    Overcharging is another reason why your RV battery keeps dying. Typically, user error is the cause of this (for example, using a battery charger incorrectly). An alternator’s failure to appropriately manage the battery charge could potentially lead to overcharging. It can also be the result of using incorrect charge voltage settings or overcharging the battery.

    Your battery may completely fail if it is overcharged, the positive battery plates may corrode, and water usage may increase. Even worse, an overcharged battery may heat up to the point where it melts or swells. When hydrogen, a highly flammable gas produced as a byproduct of charging, begins to build up inside the battery’s enclosed cells, the casing may bulge or gas may leak. An explosion could be caused by a single, minuscule spark igniting the gasses.

    How Long Should I Charge My RV Battery?

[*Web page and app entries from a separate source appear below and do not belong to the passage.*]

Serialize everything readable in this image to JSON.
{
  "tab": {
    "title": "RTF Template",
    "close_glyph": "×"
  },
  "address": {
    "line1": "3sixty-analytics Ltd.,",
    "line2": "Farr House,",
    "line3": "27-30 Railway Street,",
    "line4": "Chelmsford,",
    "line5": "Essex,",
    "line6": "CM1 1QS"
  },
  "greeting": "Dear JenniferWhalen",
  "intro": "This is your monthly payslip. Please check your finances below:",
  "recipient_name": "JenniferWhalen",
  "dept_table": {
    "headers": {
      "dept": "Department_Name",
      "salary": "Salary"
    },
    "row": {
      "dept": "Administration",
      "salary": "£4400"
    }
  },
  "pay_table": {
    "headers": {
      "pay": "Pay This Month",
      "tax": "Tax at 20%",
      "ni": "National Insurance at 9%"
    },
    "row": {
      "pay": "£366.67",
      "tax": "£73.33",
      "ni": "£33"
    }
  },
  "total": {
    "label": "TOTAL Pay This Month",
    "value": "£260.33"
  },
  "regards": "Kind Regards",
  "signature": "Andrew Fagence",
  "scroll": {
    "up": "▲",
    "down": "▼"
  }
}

    It’s crucial to make sure your RV’s batteries are charging, but you might be wondering how long this process should take. In case of emergencies, all of your batteries in your motorcoach should be fully charged before you travel anywhere. It’s also not a good idea to let your batteries run down below halfway. The amp and voltage of your battery will determine how long it takes for a battery to charge, though.

    The majority of RV owners advise charging batteries 24 to 48 hours before your journey to ensure they are completely charged for your next camping vacation because battery charging times may be so variable. Some folks decide to merely charge a few batteries and recharge the remaining ones while they are going using shore power. This is entirely acceptable, but you should ensure that they can charge rapidly in the event that your primary batteries run out.

    Remember that larger amp batteries (between 50 and 85) can take much longer to charge, particularly if they are entirely dead when you go to charge them. Although there are battery chargers that will charge them more quickly, it will still take time. Your batteries should always charge within the specified time if you take care of them. However, it may be more difficult to charge your batteries quickly if you allow them to become completely depleted or exposed to cold or freezing temperatures.